On-going job action by Canada’s foreign service officers has caused long delays in processing visa and immigration applications abroad but that might end if the dispute goes to binding arbitration. About 150 officers have walked out of 15 of the busiest processing centres including Beijing, New Delhi, Mexico City and London.
An arbiter will hear arguments on August 22 and consider whether the government has been bargaining in bad faith as the union alleges. If so, he or she would then order the government to adjust its position and would send the two sides back to the bargaining table or might sent them to binding arbitration. A decision would likely come quickly after the hearing.
Diplomats could suspend strike action
If the dispute does go to binding arbitration there are chances the foreign service officers could suspend their strike action.
The diplomats are demanding parity with other government employees who do work they say is comparable to theirs. “You’ll have economists, lawyers, commerce officers and foreign officers all working side by side on, say, a trade negotiation with Europe or dispute with China for example,” said Colin Robertson, retired senior Canadian diplomat and former president of the Professional Association of Foreign Service Officers.
“The foreign service officer looks and says ‘how come this guy is making significantly more, this woman is making significantly more than I am’ and that’s a legitimate argument.”
The government argues the jobs are not comparable.

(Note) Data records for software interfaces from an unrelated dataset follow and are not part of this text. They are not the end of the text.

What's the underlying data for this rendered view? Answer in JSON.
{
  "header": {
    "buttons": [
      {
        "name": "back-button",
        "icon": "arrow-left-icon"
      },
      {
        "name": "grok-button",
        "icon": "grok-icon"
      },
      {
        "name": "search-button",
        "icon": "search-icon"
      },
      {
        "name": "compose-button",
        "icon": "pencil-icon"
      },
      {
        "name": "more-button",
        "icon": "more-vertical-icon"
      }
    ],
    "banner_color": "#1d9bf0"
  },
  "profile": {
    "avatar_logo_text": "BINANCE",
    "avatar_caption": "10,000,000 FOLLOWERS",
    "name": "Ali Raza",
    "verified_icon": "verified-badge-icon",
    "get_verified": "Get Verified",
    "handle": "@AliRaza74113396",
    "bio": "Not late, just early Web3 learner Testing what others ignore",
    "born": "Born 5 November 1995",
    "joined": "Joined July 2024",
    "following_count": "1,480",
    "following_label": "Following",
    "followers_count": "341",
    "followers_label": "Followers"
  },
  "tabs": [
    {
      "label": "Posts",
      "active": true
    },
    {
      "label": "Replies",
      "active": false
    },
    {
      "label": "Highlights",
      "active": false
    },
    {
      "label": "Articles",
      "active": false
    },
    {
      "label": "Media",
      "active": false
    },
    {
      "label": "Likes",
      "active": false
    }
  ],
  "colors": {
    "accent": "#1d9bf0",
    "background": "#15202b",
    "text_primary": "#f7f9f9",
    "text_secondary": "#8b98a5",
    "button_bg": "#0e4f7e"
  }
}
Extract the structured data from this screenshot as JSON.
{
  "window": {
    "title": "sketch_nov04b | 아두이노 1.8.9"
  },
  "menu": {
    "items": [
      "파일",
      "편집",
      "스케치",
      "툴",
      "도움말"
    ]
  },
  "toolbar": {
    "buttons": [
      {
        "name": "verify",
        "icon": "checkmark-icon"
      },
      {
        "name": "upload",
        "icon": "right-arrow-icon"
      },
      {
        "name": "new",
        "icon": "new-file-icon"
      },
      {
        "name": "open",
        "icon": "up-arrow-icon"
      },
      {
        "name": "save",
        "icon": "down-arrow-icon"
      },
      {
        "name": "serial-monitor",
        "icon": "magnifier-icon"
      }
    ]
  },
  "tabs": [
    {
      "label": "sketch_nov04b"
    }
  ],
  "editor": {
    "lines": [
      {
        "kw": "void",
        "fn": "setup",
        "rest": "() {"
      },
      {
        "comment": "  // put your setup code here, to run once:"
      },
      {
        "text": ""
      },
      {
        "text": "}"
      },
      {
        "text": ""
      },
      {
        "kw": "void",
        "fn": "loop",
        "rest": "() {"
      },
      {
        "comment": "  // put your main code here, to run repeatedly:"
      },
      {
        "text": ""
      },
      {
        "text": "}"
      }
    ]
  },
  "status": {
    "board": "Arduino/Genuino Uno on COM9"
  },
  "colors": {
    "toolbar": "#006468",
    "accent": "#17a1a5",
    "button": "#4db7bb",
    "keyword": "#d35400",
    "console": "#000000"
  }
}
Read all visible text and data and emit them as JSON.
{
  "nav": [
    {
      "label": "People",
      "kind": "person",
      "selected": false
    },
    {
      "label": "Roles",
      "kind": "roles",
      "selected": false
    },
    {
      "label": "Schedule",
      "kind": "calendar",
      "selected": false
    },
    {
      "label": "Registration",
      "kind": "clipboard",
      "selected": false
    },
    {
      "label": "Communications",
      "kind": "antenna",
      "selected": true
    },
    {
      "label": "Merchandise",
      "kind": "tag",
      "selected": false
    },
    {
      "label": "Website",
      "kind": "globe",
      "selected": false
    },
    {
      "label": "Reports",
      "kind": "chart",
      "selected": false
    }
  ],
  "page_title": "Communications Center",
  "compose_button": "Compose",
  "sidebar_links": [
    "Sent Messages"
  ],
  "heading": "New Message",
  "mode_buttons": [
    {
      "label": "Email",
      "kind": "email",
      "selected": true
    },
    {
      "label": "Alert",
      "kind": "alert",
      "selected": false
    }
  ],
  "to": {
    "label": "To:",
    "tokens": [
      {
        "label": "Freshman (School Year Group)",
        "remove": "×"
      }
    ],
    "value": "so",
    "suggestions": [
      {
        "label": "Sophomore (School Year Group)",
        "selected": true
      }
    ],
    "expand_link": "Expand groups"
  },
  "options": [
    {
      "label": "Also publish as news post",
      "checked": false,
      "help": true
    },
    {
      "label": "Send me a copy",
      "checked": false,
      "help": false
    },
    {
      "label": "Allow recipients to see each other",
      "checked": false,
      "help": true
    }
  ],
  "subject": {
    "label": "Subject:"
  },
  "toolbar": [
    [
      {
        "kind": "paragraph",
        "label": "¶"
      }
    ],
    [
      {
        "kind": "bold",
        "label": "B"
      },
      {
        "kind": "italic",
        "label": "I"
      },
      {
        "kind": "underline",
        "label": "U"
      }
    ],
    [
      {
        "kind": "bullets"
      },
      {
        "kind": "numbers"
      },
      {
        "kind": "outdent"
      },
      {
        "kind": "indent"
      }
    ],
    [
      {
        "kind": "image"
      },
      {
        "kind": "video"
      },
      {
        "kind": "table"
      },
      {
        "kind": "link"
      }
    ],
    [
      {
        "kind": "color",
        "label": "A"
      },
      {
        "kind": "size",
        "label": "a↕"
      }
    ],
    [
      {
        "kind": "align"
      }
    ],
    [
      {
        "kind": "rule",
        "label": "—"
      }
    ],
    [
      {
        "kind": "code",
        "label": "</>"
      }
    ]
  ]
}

Robertson says the difference in salary can be as much as $15,000 a year and that, in the past, other public service unions have bargained harder and got better deals than the diplomats’ union and that now it is determined to catch up.
Robertson feels the government may be driving a hard bargain with the diplomats to set the example for several public service unions whose collective agreements expire next year.
Tourism, students, Canada lose
Meanwhile the tourist industry says it stands to lose over a quarter of a million dollars because some visitors were unable to get visas to come to Canada.
Many universities have made provisions for students having difficulty getting or extending their visas. For example, McGill University has extended the date by which students have to arrive in class to September 17 or it has offered to defer their admission to a later term. The Canadian government is encouraging students to apply for visas on line because the process is faster. U.S. citizens may apply for their study permits at the ports of entry and no advance application is required.
Some well qualified immigrants may have changed their plans to come to Canada, suggests Robertson. He says there is stiff competition among western countries which need immigrants and that Canada could find itself on the losing end.
Statement from Citizenship and Immigration Canada: “All visa offices remain open and continue to provide service to clients. Every visa office maintains a core number of staff that have been deemed “essential.” Over 1,000 locally engaged staff continue to work in the visas offices overseas, and CIC has hired additional staff on a temporary basis to help process visas both overseas and in Canada. Moreover, CIC is providing training on an urgent basis so that more staff can process applications, and is requesting that staff work overtime where possible. CIC is also shifting more work to Canada and to overseas offices that have additional capacity…
“To prevent additional delays, applicants can also:
- Submit their temporary visa applications (visitors, students and workers) online.
- Submit their visa applications, documents and fees to Visa Application Centres (VACs).”